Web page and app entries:
[Start of Attachment]

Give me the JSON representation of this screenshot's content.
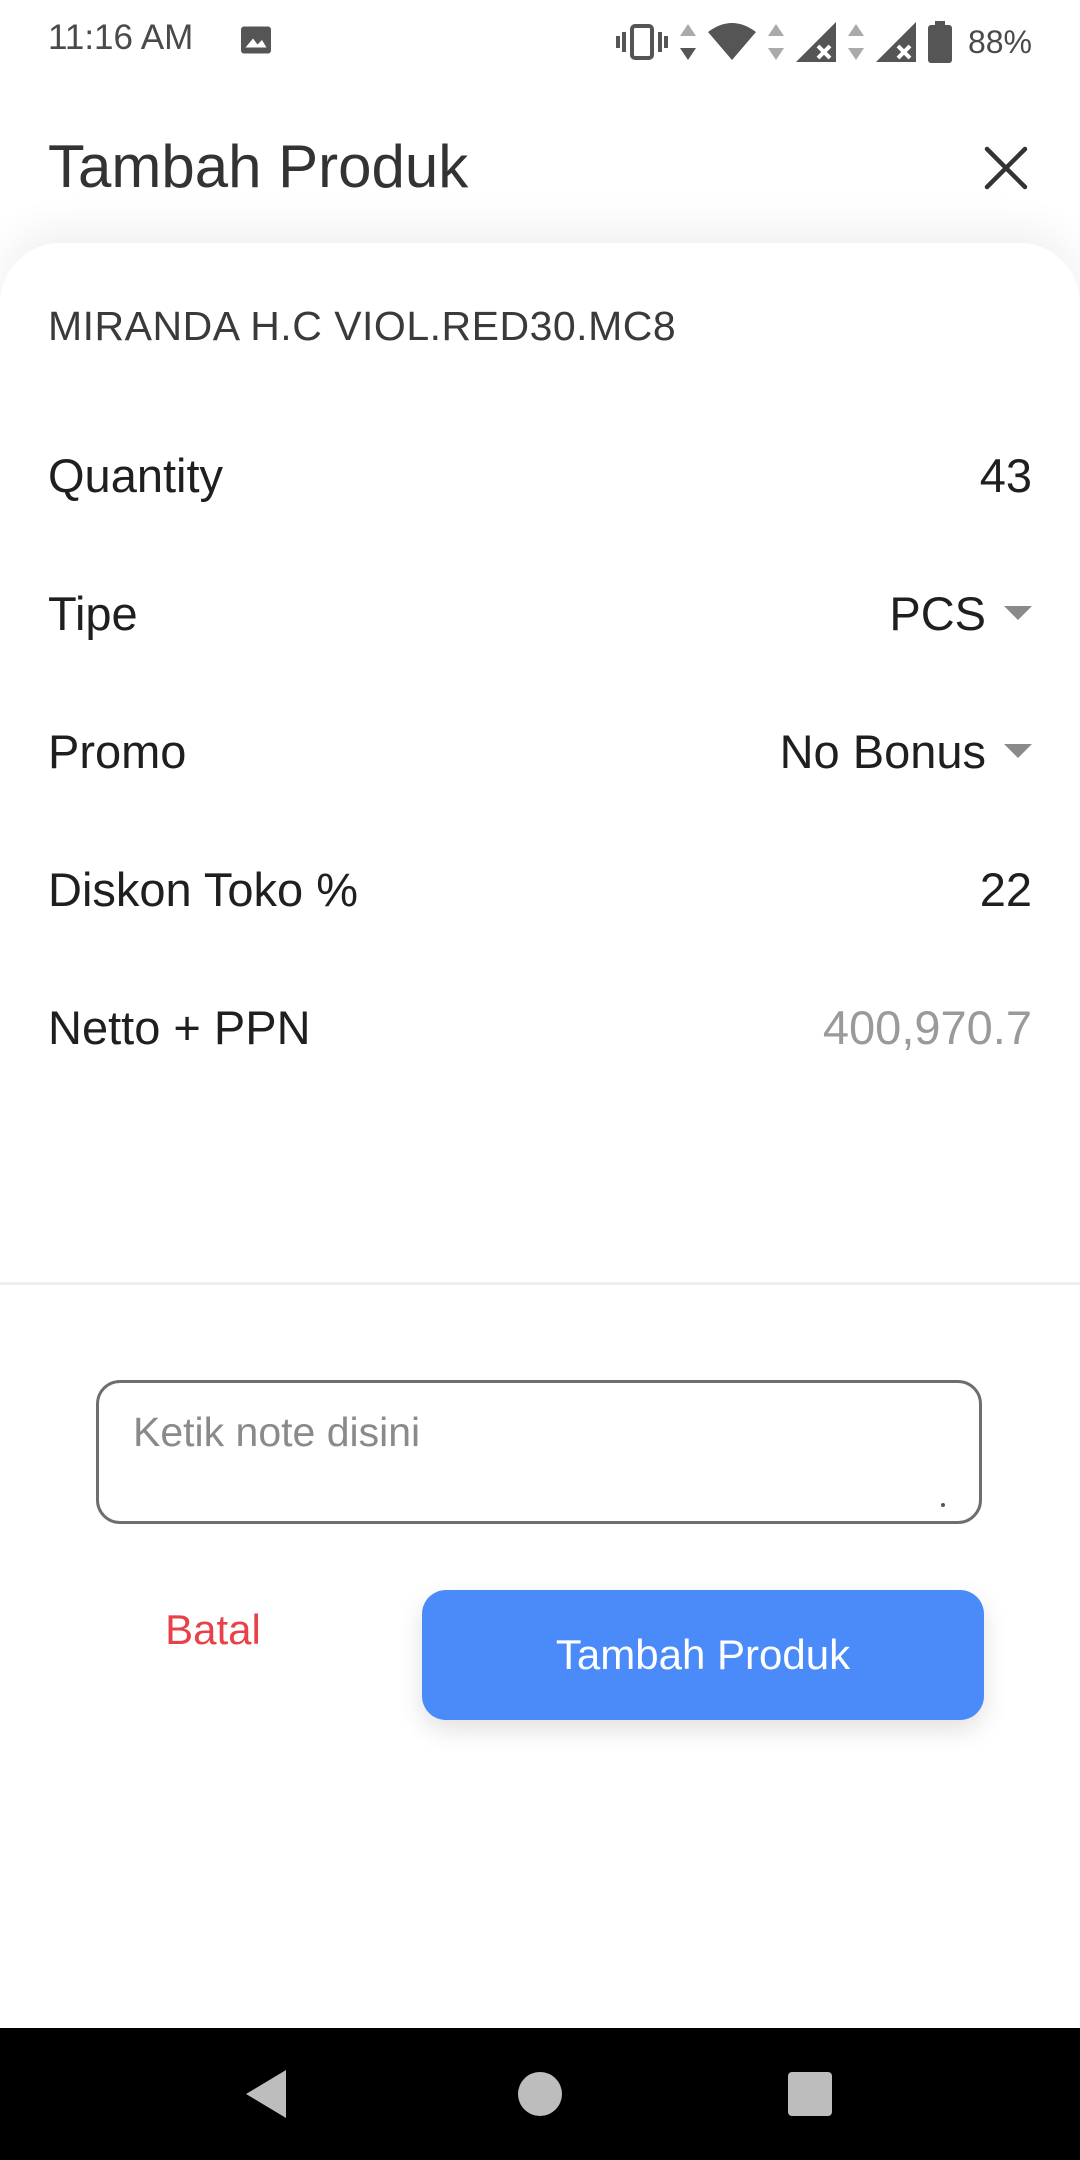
{
  "status_bar": {
    "time": "11:16 AM",
    "battery_percent": "88%",
    "icons": [
      "image-icon",
      "vibrate-icon",
      "wifi-icon",
      "signal-icon",
      "signal-icon",
      "battery-icon"
    ]
  },
  "header": {
    "title": "Tambah Produk",
    "close_icon": "close-icon"
  },
  "product": {
    "name": "MIRANDA H.C VIOL.RED30.MC8"
  },
  "form": {
    "quantity": {
      "label": "Quantity",
      "value": "43"
    },
    "tipe": {
      "label": "Tipe",
      "value": "PCS"
    },
    "promo": {
      "label": "Promo",
      "value": "No Bonus"
    },
    "diskon": {
      "label": "Diskon Toko %",
      "value": "22"
    },
    "netto": {
      "label": "Netto + PPN",
      "value": "400,970.7"
    }
  },
  "note": {
    "placeholder": "Ketik note disini",
    "value": ""
  },
  "actions": {
    "cancel_label": "Batal",
    "submit_label": "Tambah Produk"
  },
  "colors": {
    "accent": "#4b8bf9",
    "cancel": "#e8414a",
    "muted_value": "#9a9a9a"
  },
  "nav_bar": {
    "icons": [
      "back-icon",
      "home-icon",
      "recents-icon"
    ]
  }
}
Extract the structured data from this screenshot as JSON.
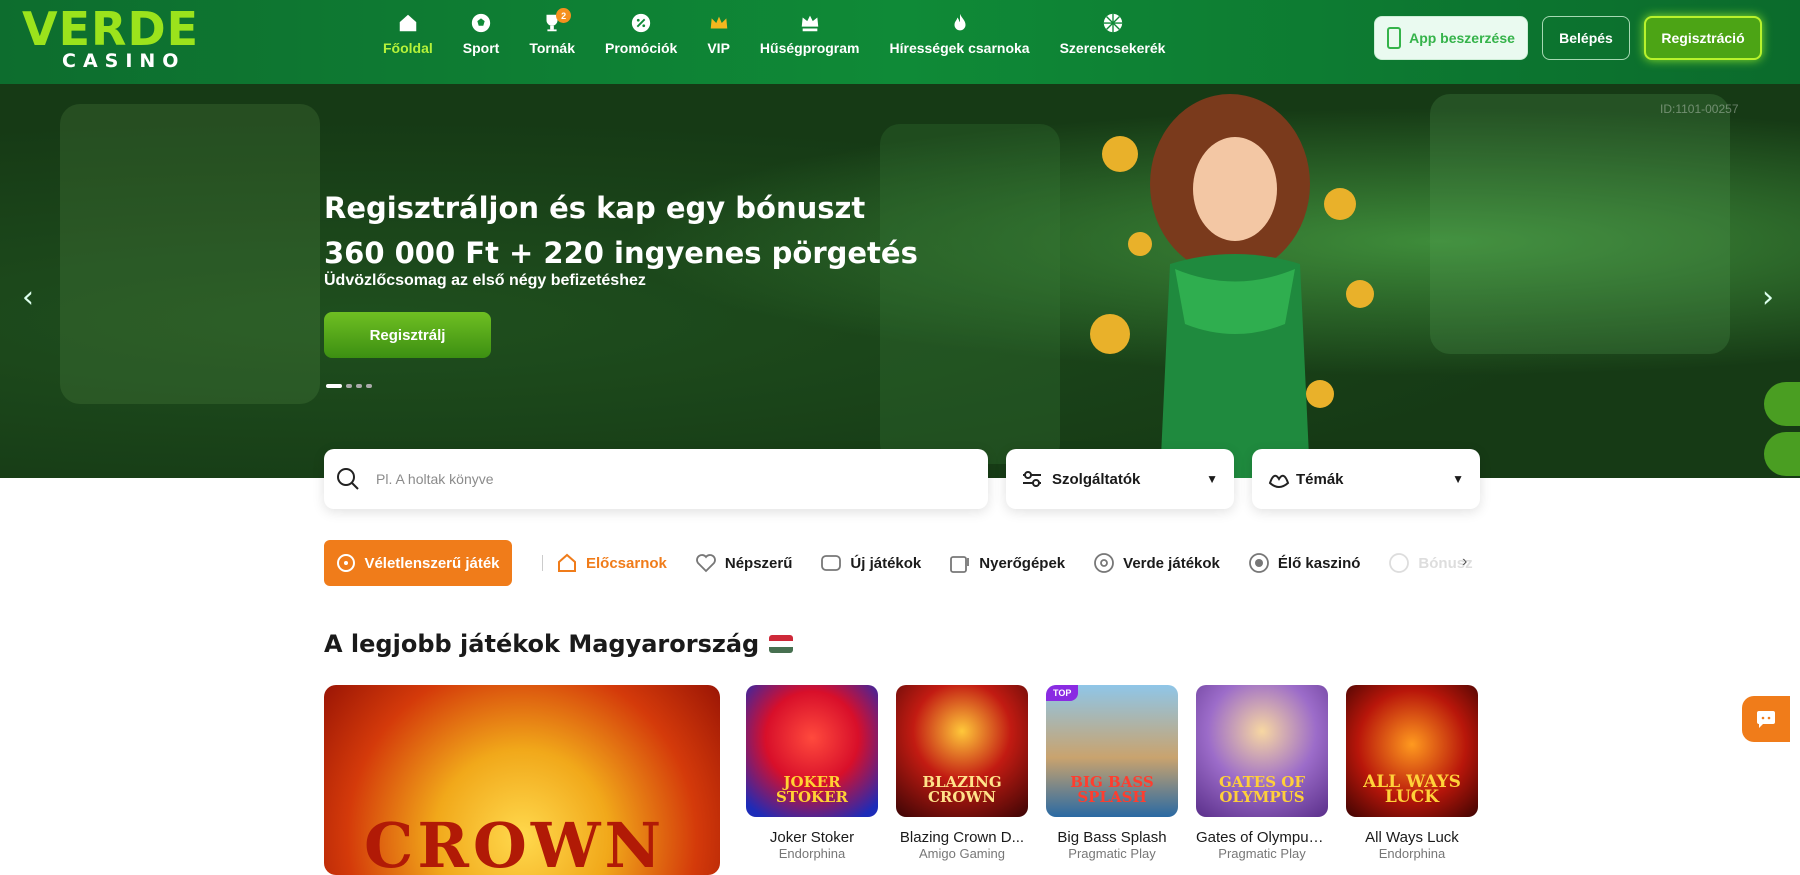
{
  "brand": {
    "logo_top": "VERDE",
    "logo_bottom": "CASINO"
  },
  "nav": {
    "items": [
      {
        "label": "Főoldal",
        "icon": "home-icon",
        "active": true
      },
      {
        "label": "Sport",
        "icon": "soccer-ball-icon"
      },
      {
        "label": "Tornák",
        "icon": "trophy-icon",
        "badge": "2"
      },
      {
        "label": "Promóciók",
        "icon": "gift-icon"
      },
      {
        "label": "VIP",
        "icon": "crown-icon"
      },
      {
        "label": "Hűségprogram",
        "icon": "loyalty-crown-icon"
      },
      {
        "label": "Híresség ek csarnoka",
        "icon": "flame-icon"
      },
      {
        "label": "Szerencsekerék",
        "icon": "wheel-icon"
      }
    ]
  },
  "header": {
    "app_btn": "App beszerzése",
    "login_btn": "Belépés",
    "register_btn": "Regisztráció"
  },
  "hero": {
    "title_line1": "Regisztráljon és kap egy bónuszt",
    "title_line2": "360 000 Ft + 220 ingyenes pörgetés",
    "subtitle": "Üdvözlőcsomag az első négy befizetéshez",
    "cta": "Regisztrálj",
    "code": "ID:1101-00257",
    "slides": 4,
    "active_slide": 1
  },
  "search": {
    "placeholder": "Pl. A holtak könyve"
  },
  "filters": {
    "providers": "Szolgáltatók",
    "themes": "Témák"
  },
  "categories": {
    "random_btn": "Véletlenszerű játék",
    "items": [
      {
        "label": "Előcsarnok",
        "icon": "lobby-icon",
        "active": true
      },
      {
        "label": "Népszerű",
        "icon": "heart-icon"
      },
      {
        "label": "Új játékok",
        "icon": "new-games-icon"
      },
      {
        "label": "Nyerőgépek",
        "icon": "slot-machine-icon"
      },
      {
        "label": "Verde játékok",
        "icon": "verde-icon"
      },
      {
        "label": "Élő kaszinó",
        "icon": "live-casino-icon"
      },
      {
        "label": "Bónusz",
        "icon": "bonus-icon"
      }
    ]
  },
  "section": {
    "title": "A legjobb játékok Magyarország",
    "featured_label": "CROWN",
    "games": [
      {
        "name": "Joker Stoker",
        "provider": "Endorphina",
        "art": "JOKER STOKER"
      },
      {
        "name": "Blazing Crown D...",
        "provider": "Amigo Gaming",
        "art": "BLAZING CROWN"
      },
      {
        "name": "Big Bass Splash",
        "provider": "Pragmatic Play",
        "art": "BIG BASS SPLASH",
        "tag": "TOP"
      },
      {
        "name": "Gates of Olympus...",
        "provider": "Pragmatic Play",
        "art": "GATES OF OLYMPUS"
      },
      {
        "name": "All Ways Luck",
        "provider": "Endorphina",
        "art": "ALL WAYS LUCK"
      }
    ]
  },
  "colors": {
    "accent_orange": "#f07c1a",
    "brand_green": "#0f8a37",
    "lime": "#9be31c"
  }
}
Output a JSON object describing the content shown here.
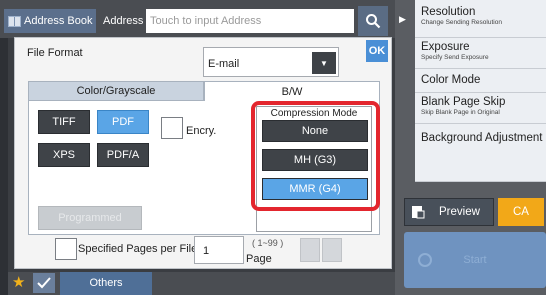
{
  "topbar": {
    "address_book": "Address Book",
    "address_label": "Address",
    "address_placeholder": "Touch to input Address",
    "search_icon": "search-icon"
  },
  "dialog": {
    "file_format_label": "File Format",
    "file_format_value": "E-mail",
    "ok_label": "OK",
    "tabs": [
      "Color/Grayscale",
      "B/W"
    ],
    "active_tab": "B/W",
    "formats": [
      "TIFF",
      "PDF",
      "XPS",
      "PDF/A"
    ],
    "selected_format": "PDF",
    "encryption_label": "Encry.",
    "programmed_label": "Programmed",
    "compression": {
      "title": "Compression Mode",
      "options": [
        "None",
        "MH (G3)",
        "MMR (G4)"
      ],
      "selected": "MMR (G4)"
    },
    "specified_pages_label": "Specified Pages per File",
    "pages_value": "1",
    "pages_range": "( 1~99 )",
    "pages_unit": "Page"
  },
  "right_menu": [
    {
      "main": "Resolution",
      "sub": "Change Sending Resolution"
    },
    {
      "main": "Exposure",
      "sub": "Specify Send Exposure"
    },
    {
      "main": "Color Mode",
      "sub": ""
    },
    {
      "main": "Blank Page Skip",
      "sub": "Skip Blank Page in Original"
    },
    {
      "main": "Background Adjustment",
      "sub": ""
    }
  ],
  "actions": {
    "preview": "Preview",
    "ca": "CA",
    "start": "Start"
  },
  "bottombar": {
    "others": "Others"
  },
  "colors": {
    "accent_blue": "#5aa5e6",
    "highlight_red": "#e3262e",
    "ca_orange": "#f2a818"
  }
}
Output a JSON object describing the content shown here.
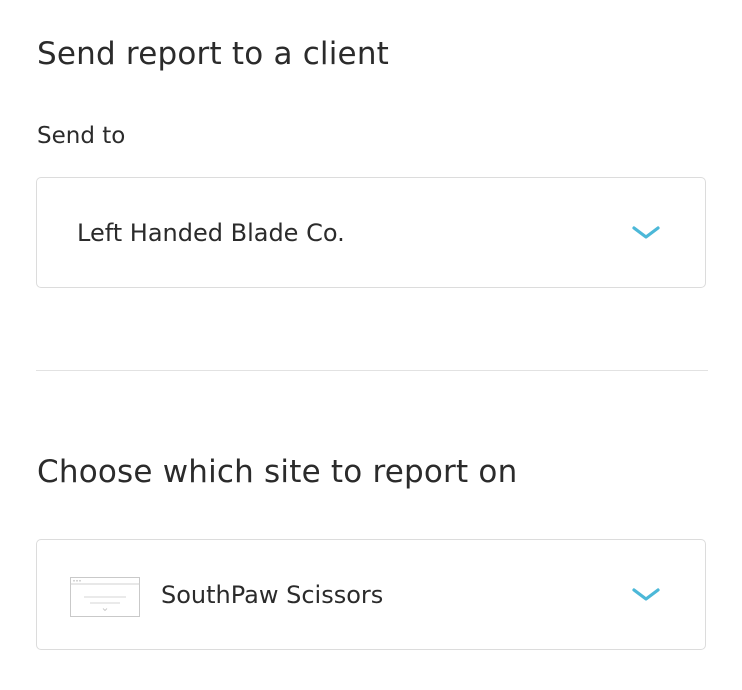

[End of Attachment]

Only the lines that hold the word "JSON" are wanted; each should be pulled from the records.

▶ _WORKED SOLUTION_
Give me the JSON representation of this screenshot's content.
Extract the structured data from this screenshot as JSON.
Output a JSON object describing the content shown here.
Output a JSON object describing the content shown here.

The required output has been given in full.